Students may be asked to remain on university campuses over the Christmas holidays due to the risk of infecting family members, the health secretary has admitted, following a major coronavirus outbreak in a university’s student halls.
Responding to questions about whether students will be able to spend Christmas with their families, Matt Hancock said on Thursday: “I don’t want to have a situation like that [students not being able to return home for Christmas due to risk of infection relatives] and I ever much hope we can avoid it."
Speaking on Radio 4’s Today programme, the health secretary repeatedly underlined that the government’s goal was to suppress the virus while protecting the economy and education system.
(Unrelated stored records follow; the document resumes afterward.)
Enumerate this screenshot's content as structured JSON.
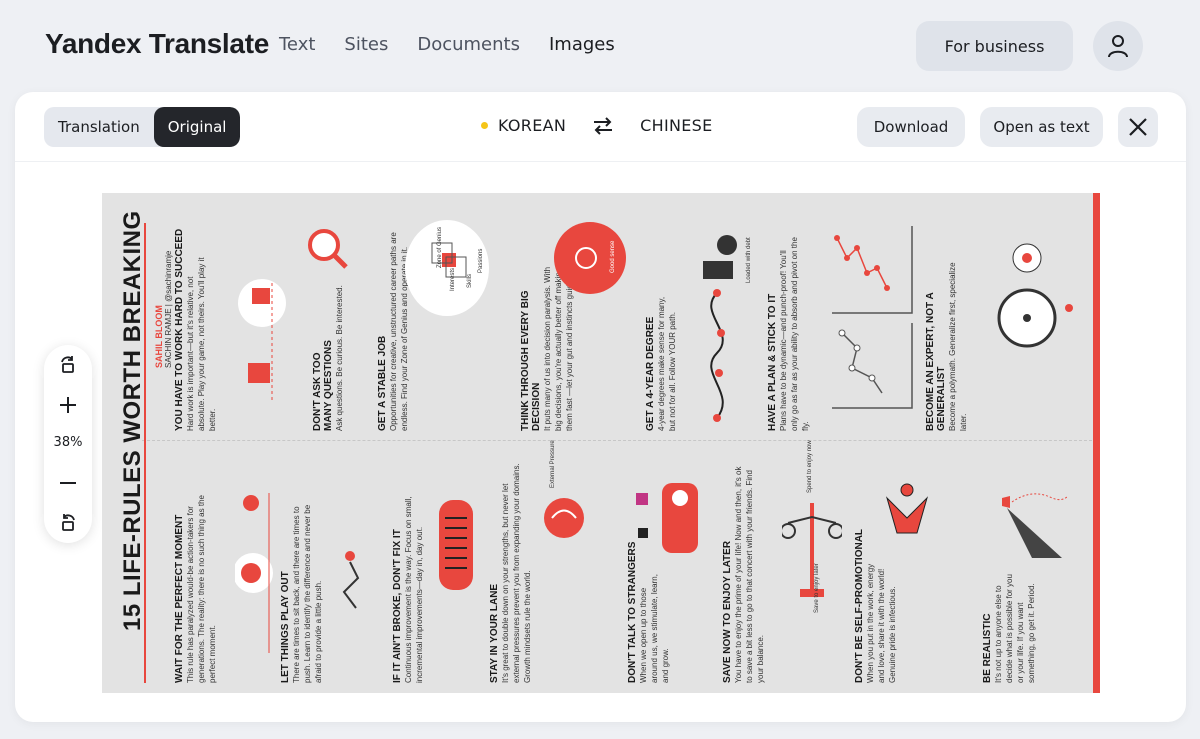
{
  "app": {
    "logo": "Yandex Translate",
    "nav": [
      "Text",
      "Sites",
      "Documents",
      "Images"
    ],
    "active_nav": "Images",
    "business_button": "For business"
  },
  "toolbar": {
    "modes": [
      "Translation",
      "Original"
    ],
    "active_mode": "Original",
    "source_lang": "KOREAN",
    "target_lang": "CHINESE",
    "download": "Download",
    "open_as_text": "Open as text"
  },
  "zoom": {
    "level": "38%"
  },
  "document": {
    "title": "15 LIFE-RULES WORTH BREAKING",
    "author_line": "SACHIN RAMJE | @sachinramje",
    "author_name": "SAHIL BLOOM",
    "rules": [
      {
        "title": "YOU HAVE TO WORK HARD TO SUCCEED",
        "body": "Hard work is important—but it's relative, not absolute. Play your game, not theirs. You'll play it better."
      },
      {
        "title": "DON'T ASK TOO MANY QUESTIONS",
        "body": "Ask questions. Be curious. Be interested."
      },
      {
        "title": "GET A STABLE JOB",
        "body": "Opportunities for creative, unstructured career paths are endless. Find your Zone of Genius and operate in it."
      },
      {
        "title": "THINK THROUGH EVERY BIG DECISION",
        "body": "It puts many of us into decision paralysis. With big decisions, you're actually better off making them fast —let your gut and instincts guide you."
      },
      {
        "title": "GET A 4-YEAR DEGREE",
        "body": "4-year degrees make sense for many, but not for all. Follow YOUR path."
      },
      {
        "title": "HAVE A PLAN & STICK TO IT",
        "body": "Plans have to be dynamic—and punch-proof! You'll only go as far as your ability to absorb and pivot on the fly."
      },
      {
        "title": "BECOME AN EXPERT, NOT A GENERALIST",
        "body": "Become a polymath. Generalize first, specialize later."
      },
      {
        "title": "WAIT FOR THE PERFECT MOMENT",
        "body": "This rule has paralyzed would-be action-takers for generations. The reality: there is no such thing as the perfect moment."
      },
      {
        "title": "LET THINGS PLAY OUT",
        "body": "There are times to sit back, and there are times to push. Learn to identify the difference and never be afraid to provide a little push."
      },
      {
        "title": "IF IT AIN'T BROKE, DON'T FIX IT",
        "body": "Continuous improvement is the way. Focus on small, incremental improvements—day in, day out."
      },
      {
        "title": "STAY IN YOUR LANE",
        "body": "It's great to double down on your strengths, but never let external pressures prevent you from expanding your domains. Growth mindsets rule the world."
      },
      {
        "title": "DON'T TALK TO STRANGERS",
        "body": "When we open up to those around us, we stimulate, learn, and grow."
      },
      {
        "title": "SAVE NOW TO ENJOY LATER",
        "body": "You have to enjoy the prime of your life! Now and then, it's ok to save a bit less to go to that concert with your friends. Find your balance."
      },
      {
        "title": "DON'T BE SELF-PROMOTIONAL",
        "body": "When you put in the work, energy and love, share it with the world! Genuine pride is infectious."
      },
      {
        "title": "BE REALISTIC",
        "body": "It's not up to anyone else to decide what is possible for you or your life. If you want something, go get it. Period."
      }
    ],
    "labels": {
      "zone_of_genius": "Zone of Genius",
      "interests": "Interests",
      "skills": "Skills",
      "passions": "Passions",
      "good_sense": "Good sense",
      "loaded_with_debt": "Loaded with debt",
      "external_pressure": "External Pressure",
      "spend_to_enjoy": "Spend to enjoy now",
      "save_to_enjoy": "Save to enjoy later"
    }
  },
  "colors": {
    "accent_red": "#e8473e",
    "dark": "#24262b",
    "button_bg": "#e8ebf0"
  }
}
After being pressed on the question of students returning to their family homes during the winter break, Mr Hancock admitted he’s "learned not to rule things out”, while adding that it wasn’t a government goal to have students remain on campus over the festive period.
He said: "I’ve learned not to rule things out – one of the challenges are making sure people are as safe as possible, and that includes not spreading between the generations.
"But it’s not our goal, I don’t want to leave you with that expectation, but we have to work on all contingencies at this stage. I know that people understand that it’s an unprecedented crisis and so we do have to work on contingency plans."
The health secretary’s comments come after scientific experts in the Scientific Advisory Group for Emergencies (Sage) reportedly advised that students should be kept in isolation on campuses during the holiday period.
Students returning from halls of residence and campuses to be with family members who may be vulnerable "could pose a risk to both local communities and families, and will require national oversight, monitoring and decision making”, Sage warned, according to meeting minutes seen by the i newspaper.
Good Morning Britain’s Dr Hilary Jones agreed with the view, saying on Thursday: "There’s not a lot of good news is there, certainly university campuses [are] likely to be where transmissions are rife."